[[ WORKING DATA, beginning ]]
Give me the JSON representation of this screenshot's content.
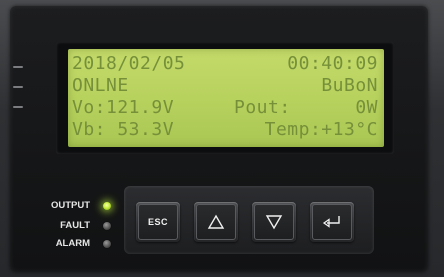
{
  "display": {
    "date": "2018/02/05",
    "time": "00:40:09",
    "status": "ONLNE",
    "mode": "BuBoN",
    "vo_label": "Vo:121.9V",
    "pout_label": "Pout:",
    "pout_value": "0W",
    "vb_label": "Vb: 53.3V",
    "temp_label": "Temp:+13°C"
  },
  "indicators": {
    "output": {
      "label": "OUTPUT",
      "state": "on"
    },
    "fault": {
      "label": "FAULT",
      "state": "off"
    },
    "alarm": {
      "label": "ALARM",
      "state": "off"
    }
  },
  "buttons": {
    "esc": "ESC",
    "up_icon": "triangle-up-icon",
    "down_icon": "triangle-down-icon",
    "enter_icon": "enter-arrow-icon"
  },
  "colors": {
    "lcd_background": "#b8d25e",
    "lcd_text": "#76903a",
    "led_on": "#c9ee3e",
    "panel": "#151617"
  }
}
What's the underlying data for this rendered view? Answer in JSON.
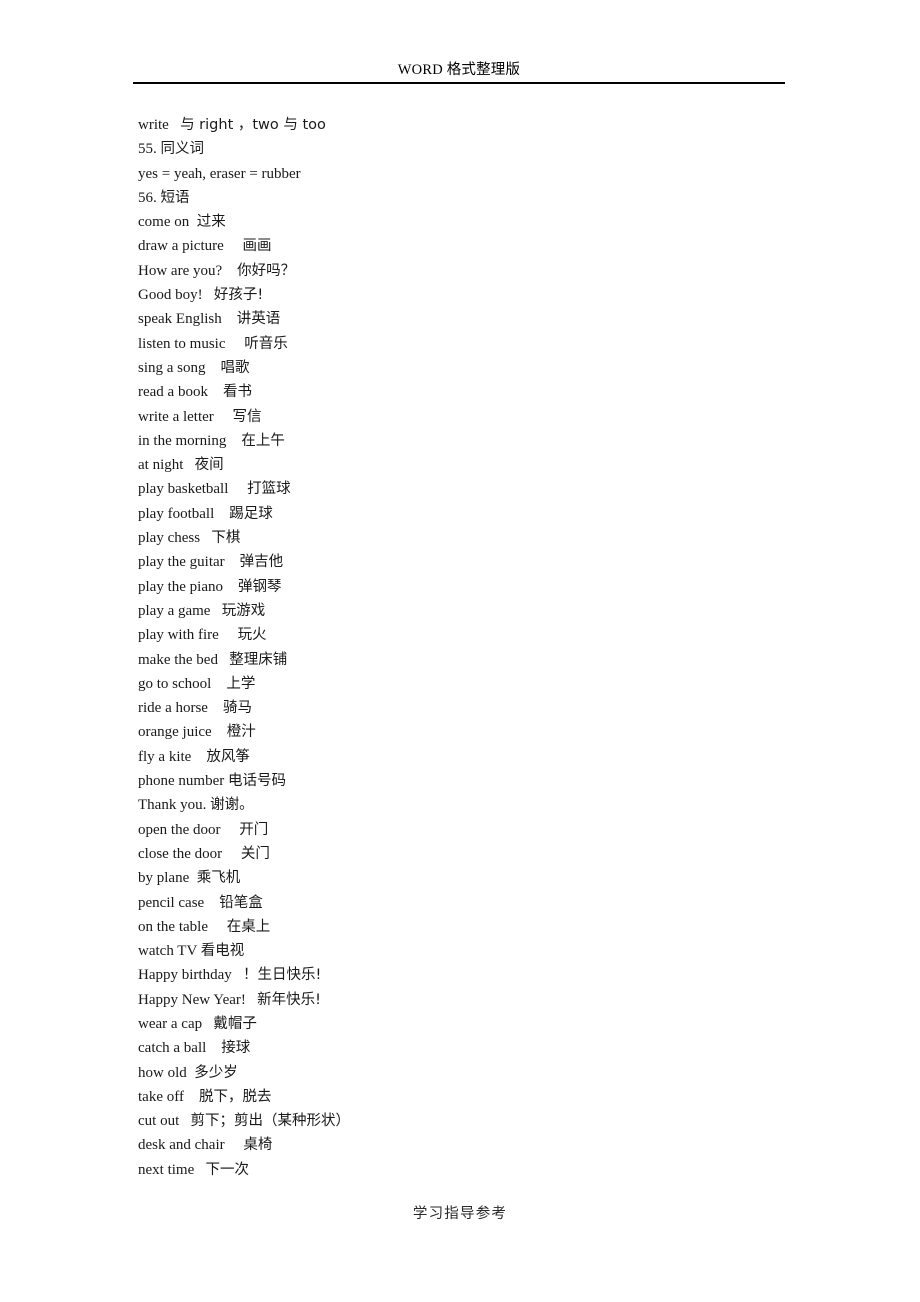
{
  "header": {
    "title": "WORD 格式整理版"
  },
  "footer": {
    "text": "学习指导参考"
  },
  "body": {
    "lines": [
      {
        "en": "write ",
        "gap": "  ",
        "cn": "与 right ，two 与 too"
      },
      {
        "en": "55. ",
        "gap": "",
        "cn": "同义词"
      },
      {
        "en": "yes = yeah, eraser = rubber",
        "gap": "",
        "cn": ""
      },
      {
        "en": "56. ",
        "gap": "",
        "cn": "短语"
      },
      {
        "en": "come on",
        "gap": "  ",
        "cn": "过来"
      },
      {
        "en": "draw a picture",
        "gap": "     ",
        "cn": "画画"
      },
      {
        "en": "How are you?",
        "gap": "    ",
        "cn": "你好吗？"
      },
      {
        "en": "Good boy!",
        "gap": "   ",
        "cn": "好孩子!"
      },
      {
        "en": "speak English",
        "gap": "    ",
        "cn": "讲英语"
      },
      {
        "en": "listen to music",
        "gap": "     ",
        "cn": "听音乐"
      },
      {
        "en": "sing a song",
        "gap": "    ",
        "cn": "唱歌"
      },
      {
        "en": "read a book",
        "gap": "    ",
        "cn": "看书"
      },
      {
        "en": "write a letter",
        "gap": "     ",
        "cn": "写信"
      },
      {
        "en": "in the morning",
        "gap": "    ",
        "cn": "在上午"
      },
      {
        "en": "at night",
        "gap": "   ",
        "cn": "夜间"
      },
      {
        "en": "play basketball",
        "gap": "     ",
        "cn": "打篮球"
      },
      {
        "en": "play football",
        "gap": "    ",
        "cn": "踢足球"
      },
      {
        "en": "play chess",
        "gap": "   ",
        "cn": "下棋"
      },
      {
        "en": "play the guitar",
        "gap": "    ",
        "cn": "弹吉他"
      },
      {
        "en": "play the piano",
        "gap": "    ",
        "cn": "弹钢琴"
      },
      {
        "en": "play a game",
        "gap": "   ",
        "cn": "玩游戏"
      },
      {
        "en": "play with fire",
        "gap": "     ",
        "cn": "玩火"
      },
      {
        "en": "make the bed",
        "gap": "   ",
        "cn": "整理床铺"
      },
      {
        "en": "go to school",
        "gap": "    ",
        "cn": "上学"
      },
      {
        "en": "ride a horse",
        "gap": "    ",
        "cn": "骑马"
      },
      {
        "en": "orange juice",
        "gap": "    ",
        "cn": "橙汁"
      },
      {
        "en": "fly a kite",
        "gap": "    ",
        "cn": "放风筝"
      },
      {
        "en": "phone number",
        "gap": " ",
        "cn": "电话号码"
      },
      {
        "en": "Thank you.",
        "gap": " ",
        "cn": "谢谢。"
      },
      {
        "en": "open the door",
        "gap": "     ",
        "cn": "开门"
      },
      {
        "en": "close the door",
        "gap": "     ",
        "cn": "关门"
      },
      {
        "en": "by plane",
        "gap": "  ",
        "cn": "乘飞机"
      },
      {
        "en": "pencil case",
        "gap": "    ",
        "cn": "铅笔盒"
      },
      {
        "en": "on the table",
        "gap": "     ",
        "cn": "在桌上"
      },
      {
        "en": "watch TV",
        "gap": " ",
        "cn": "看电视"
      },
      {
        "en": "Happy birthday",
        "gap": "   ",
        "cn": "！生日快乐!"
      },
      {
        "en": "Happy New Year!",
        "gap": "   ",
        "cn": "新年快乐!"
      },
      {
        "en": "wear a cap",
        "gap": "   ",
        "cn": "戴帽子"
      },
      {
        "en": "catch a ball",
        "gap": "    ",
        "cn": "接球"
      },
      {
        "en": "how old",
        "gap": "  ",
        "cn": "多少岁"
      },
      {
        "en": "take off",
        "gap": "    ",
        "cn": "脱下，脱去"
      },
      {
        "en": "cut out",
        "gap": "   ",
        "cn": "剪下；剪出（某种形状）"
      },
      {
        "en": "desk and chair",
        "gap": "     ",
        "cn": "桌椅"
      },
      {
        "en": "next time",
        "gap": "   ",
        "cn": "下一次"
      }
    ]
  }
}
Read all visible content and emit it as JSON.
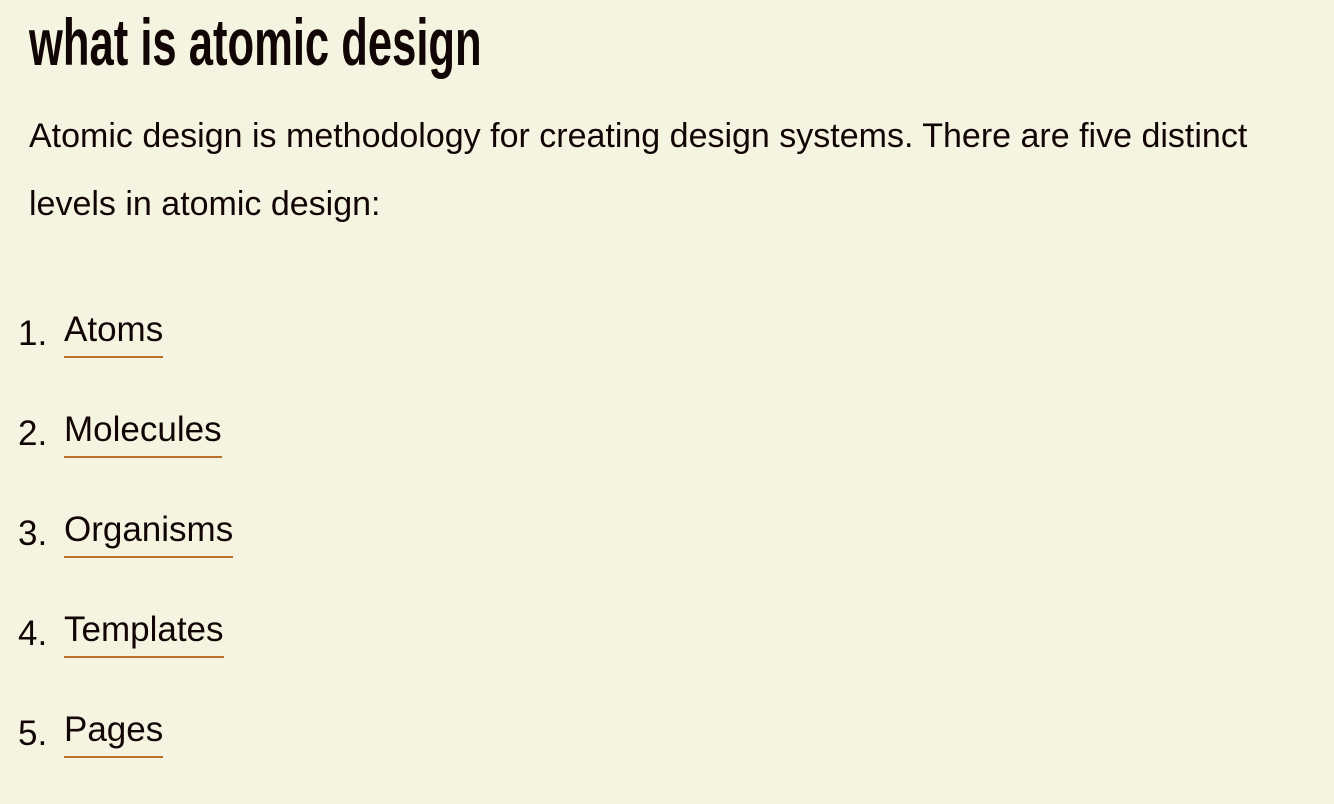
{
  "title": "what is atomic design",
  "intro": "Atomic design is methodology for creating design systems. There are five distinct levels in atomic design:",
  "link_underline_color": "#b8702a",
  "levels": [
    {
      "number": "1.",
      "label": "Atoms"
    },
    {
      "number": "2.",
      "label": "Molecules"
    },
    {
      "number": "3.",
      "label": "Organisms"
    },
    {
      "number": "4.",
      "label": "Templates"
    },
    {
      "number": "5.",
      "label": "Pages"
    }
  ]
}
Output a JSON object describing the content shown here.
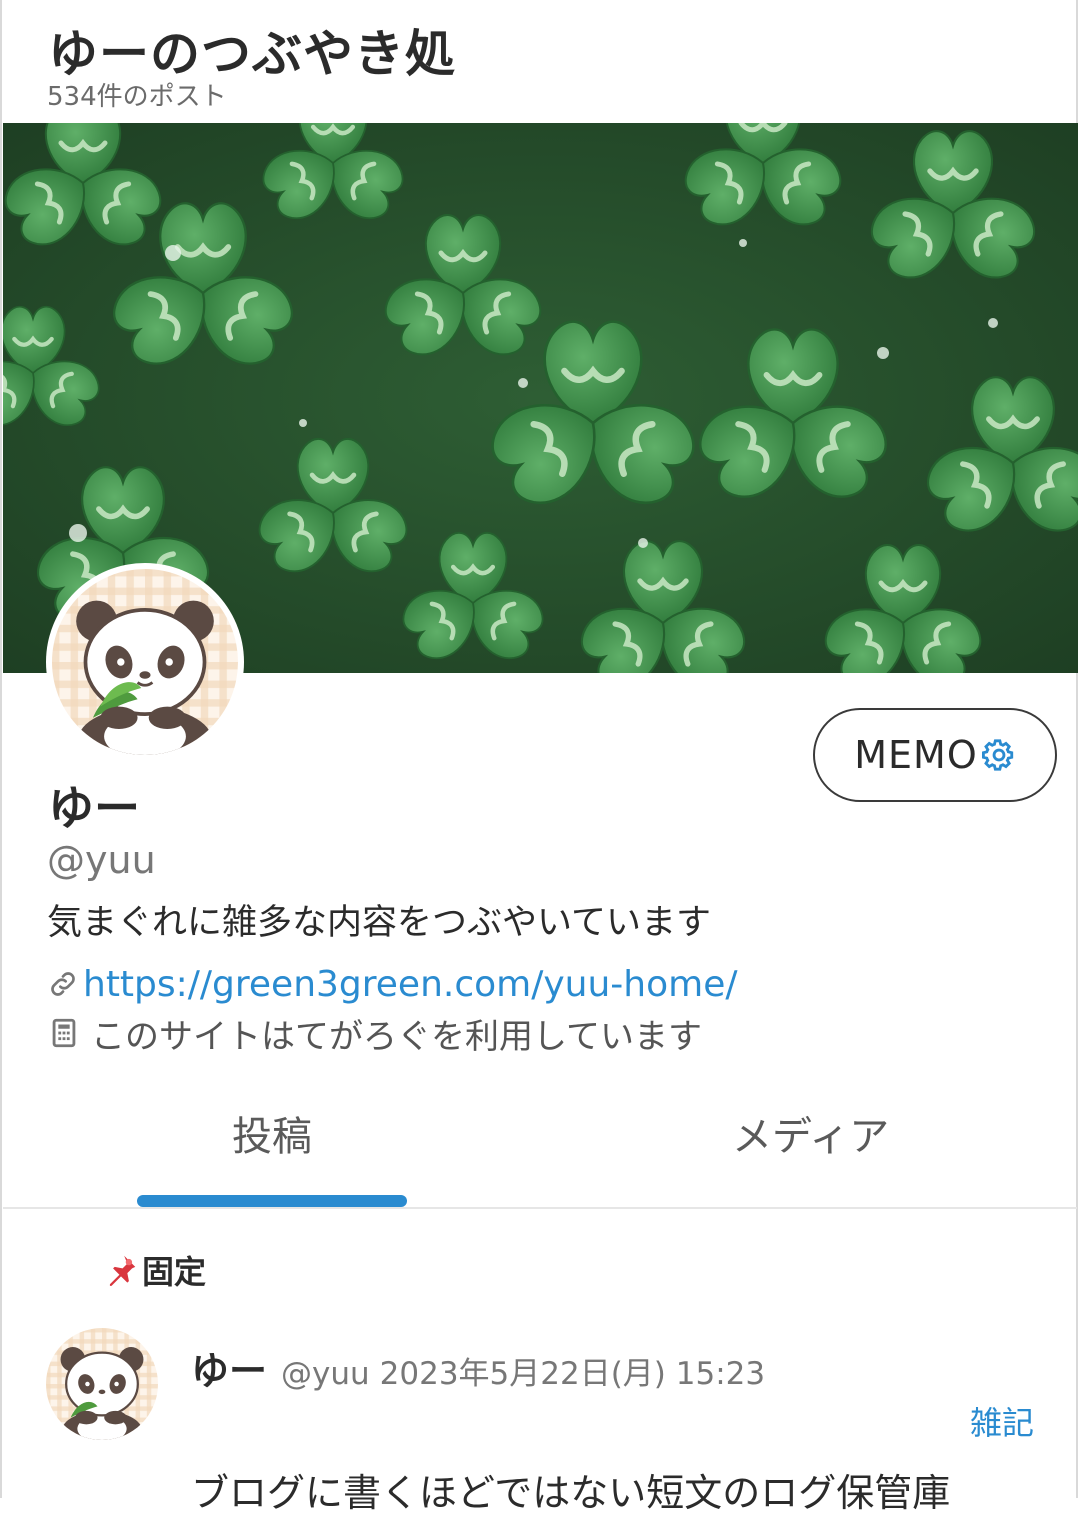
{
  "header": {
    "site_title": "ゆーのつぶやき処",
    "post_count": "534件のポスト"
  },
  "profile": {
    "memo_label": "MEMO",
    "name": "ゆー",
    "handle": "@yuu",
    "bio": "気まぐれに雑多な内容をつぶやいています",
    "url": "https://green3green.com/yuu-home/",
    "site_info": "このサイトはてがろぐを利用しています"
  },
  "tabs": [
    {
      "label": "投稿",
      "active": true
    },
    {
      "label": "メディア",
      "active": false
    }
  ],
  "pinned_post": {
    "pinned_label": "固定",
    "author_name": "ゆー",
    "author_handle": "@yuu",
    "date": "2023年5月22日(月) 15:23",
    "category": "雑記",
    "body": "ブログに書くほどではない短文のログ保管庫"
  },
  "icons": {
    "memo": "gear-icon",
    "url": "link-icon",
    "site_info": "calculator-icon",
    "pinned": "pushpin-icon"
  },
  "colors": {
    "accent": "#2a8bd0",
    "text": "#2b2b2b",
    "muted": "#777777",
    "clover": "#3f8f4a"
  }
}
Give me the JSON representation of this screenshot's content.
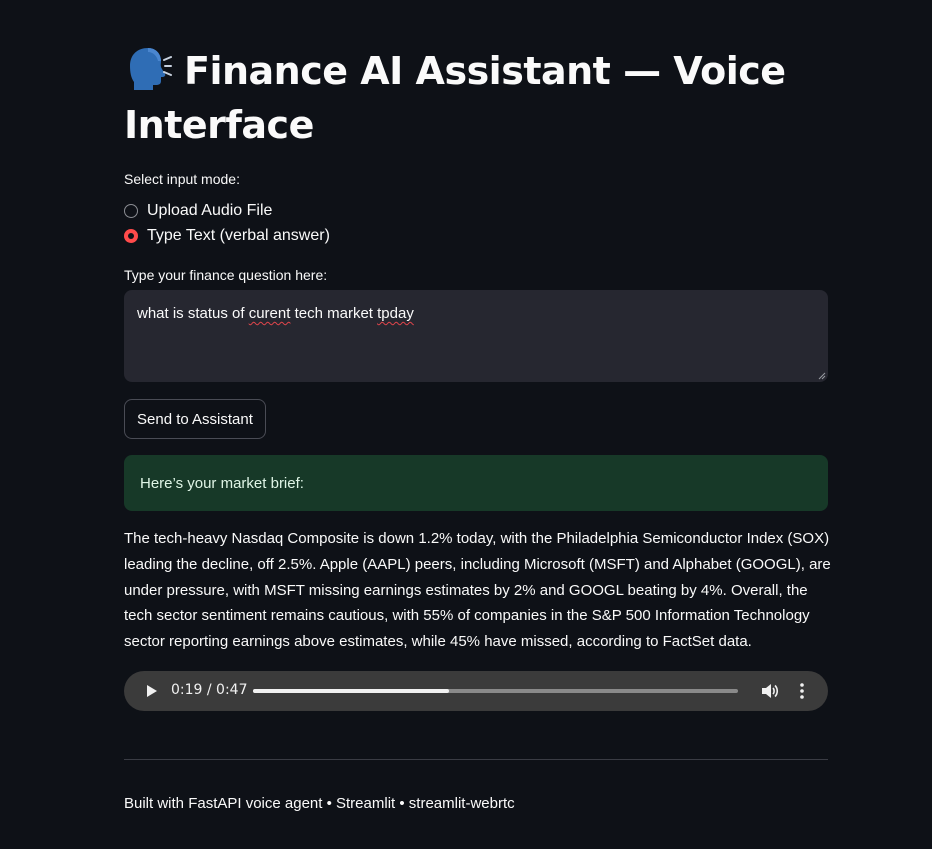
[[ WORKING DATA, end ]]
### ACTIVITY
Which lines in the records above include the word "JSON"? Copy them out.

### TASK RESPONSE
Give me the JSON representation of this screenshot's content.
What's the underlying data for this rendered view? Answer in JSON.
Read all visible content and emit it as JSON.
Output a JSON object describing the content shown here.
Give me the JSON representation of this screenshot's content.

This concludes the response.